location ~ \.php${ fastcgi_pass 127.0.0.1:9000; fastcgi_param SCRIPT_FILENAME$document_root$fastcgi_script_name; fastcgi_param QUERY_STRING$query_string;

try_files \$uri = 404;

fastcgi_index index.php;

include fastcgi_params;

}



Unfortunately, i don't yet have WordPress configured for code, so that's probably going to render incorrectly--copy/pasting it may or may not work, who knows. It's also probably not the most secure setup for php.

After that, it gets anticlimactic for a while. Everything ran smoothly, and I'm like, time for word press. unfortunately not.

Time to talk about iptables. Iptables was written by someone who designs things without thought to users. I don't mean that it's poorly written, quite the contrary, it's just that the person who designed it designed it for computers, not humans. The VPS running this is on OpenVZ, so I get iptables or nothing. Realizing that I'm open to all sorts of attacks without iptables, it's time to go get that working.

I'm not even going to try to describe iptables here. Consider this, though: iptables -A INPUT -p tcp --dport ssh -j ACCEPT. It is case sensitive. That is almost certainly not correct and is quite literally the simplest example. It gets worse from there, quickly, and there's all sorts of cryptic errors and such. I'm on a VPS, and only just discovered how to use the serial console--at least, with a screen reader--yesterday, so one mistake locks me out of the server forever. For those who need to do this via ssh, the above should be the first iptables command you type, ever. Be warned that it does not persist by default--on debian you want the iptables-persist package, or maybe it's iptables-persistent. I had bigger issues than iptables won't save, but one of those does the trick, if you do some googling and find out that the magic file you have to save the rules to is /etc/iptables/rules. I'm not going to go into an iptables tutorial, at least not here. I'm still not completely confident that iptbles is set up properly and am almost certain there's a security hole somewhere, and at least one of the rules I needed required that I go learn what happens during a tcp handshake.
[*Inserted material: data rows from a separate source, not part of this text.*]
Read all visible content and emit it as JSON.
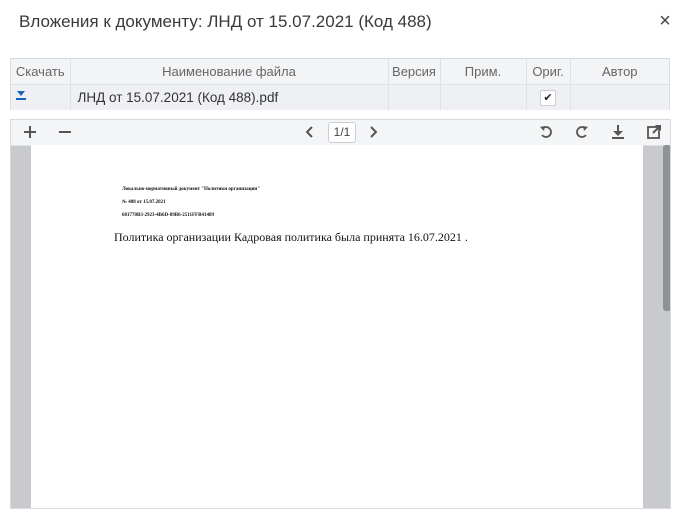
{
  "dialog": {
    "title": "Вложения к документу: ЛНД от 15.07.2021 (Код 488)",
    "close_symbol": "×"
  },
  "grid": {
    "columns": [
      "Скачать",
      "Наименование файла",
      "Версия",
      "Прим.",
      "Ориг.",
      "Автор"
    ],
    "rows": [
      {
        "download_icon": "download-icon",
        "file_name": "ЛНД от 15.07.2021 (Код 488).pdf",
        "version": "",
        "note": "",
        "original_checked": true,
        "original_mark": "✔",
        "author": ""
      }
    ]
  },
  "viewer": {
    "toolbar": {
      "zoom_in_icon": "plus-icon",
      "zoom_out_icon": "minus-icon",
      "prev_icon": "chevron-left-icon",
      "page_indicator": "1/1",
      "next_icon": "chevron-right-icon",
      "rotate_ccw_icon": "rotate-left-icon",
      "rotate_cw_icon": "rotate-right-icon",
      "download_icon": "download-icon",
      "open_new_icon": "open-external-icon"
    },
    "pdf": {
      "header_line1": "Локально-нормативный документ \"Политики организации\"",
      "header_line2": "№ 488 от 15.07.2021",
      "header_line3": "681770B3-2923-4B6D-89B6-2511FFB41489",
      "body_text": "Политика организации Кадровая политика была принята 16.07.2021 ."
    }
  },
  "colors": {
    "accent": "#1565c0",
    "viewer_bg": "#c8cacd",
    "grid_header_bg": "#f3f4f6",
    "row_bg": "#eef0f3"
  }
}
Finally, we reach the part that I thought would be hard. I was completely convinced that the hardest part would be setting up the mysql database and getting wordpress going. It's not. It's surprisingly easy in fact, especially compared to iptables. You just do a few things, and the WordPress instructions, surprisingly, actually work as advertised.
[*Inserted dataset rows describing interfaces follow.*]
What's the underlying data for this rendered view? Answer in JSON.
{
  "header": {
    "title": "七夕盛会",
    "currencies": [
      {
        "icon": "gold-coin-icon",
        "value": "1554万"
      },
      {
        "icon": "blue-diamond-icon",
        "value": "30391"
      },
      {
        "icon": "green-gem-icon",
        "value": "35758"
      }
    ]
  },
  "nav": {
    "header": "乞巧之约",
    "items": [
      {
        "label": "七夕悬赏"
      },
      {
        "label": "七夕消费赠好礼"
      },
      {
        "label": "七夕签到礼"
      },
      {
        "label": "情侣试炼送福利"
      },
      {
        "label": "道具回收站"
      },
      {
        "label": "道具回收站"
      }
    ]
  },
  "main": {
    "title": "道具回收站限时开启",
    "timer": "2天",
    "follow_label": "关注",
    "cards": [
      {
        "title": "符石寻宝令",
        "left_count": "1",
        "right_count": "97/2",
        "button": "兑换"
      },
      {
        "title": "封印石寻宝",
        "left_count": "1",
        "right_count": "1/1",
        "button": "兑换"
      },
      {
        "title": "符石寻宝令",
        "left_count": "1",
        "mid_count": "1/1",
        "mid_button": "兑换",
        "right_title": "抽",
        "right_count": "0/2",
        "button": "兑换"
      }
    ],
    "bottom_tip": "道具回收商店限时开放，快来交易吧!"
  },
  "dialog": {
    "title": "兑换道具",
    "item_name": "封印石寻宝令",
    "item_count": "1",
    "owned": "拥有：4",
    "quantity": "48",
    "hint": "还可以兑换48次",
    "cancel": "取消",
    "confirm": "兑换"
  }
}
And so we come to the final pair of issues, and the easiest to resolve. WordPress wants to run as the same user as the web server and wishes to have ownership of its files. This fixes updating and installing plugins, as no one enables ftp these days (if you have, go learn about sfpt and get winscp). The other issue was the HTML editor only issue that seems to be hitting a lot of people. I fixed this, in my case, with an obscure configuration directive that's not documented anywhere

Anyhow, that's it for the web server and brings us to this evening. I would write about how I started the post by pressing the new post button, but that would lead to infinite recursion and, more importantly, boredom. I'll post about projects I plan to start soon, and intend to get some code samples and a git repository going in the near future. I plan to release some small utility stuff as blog posts with explanation, and might from time to time write about c++ language features and the like. We shall see.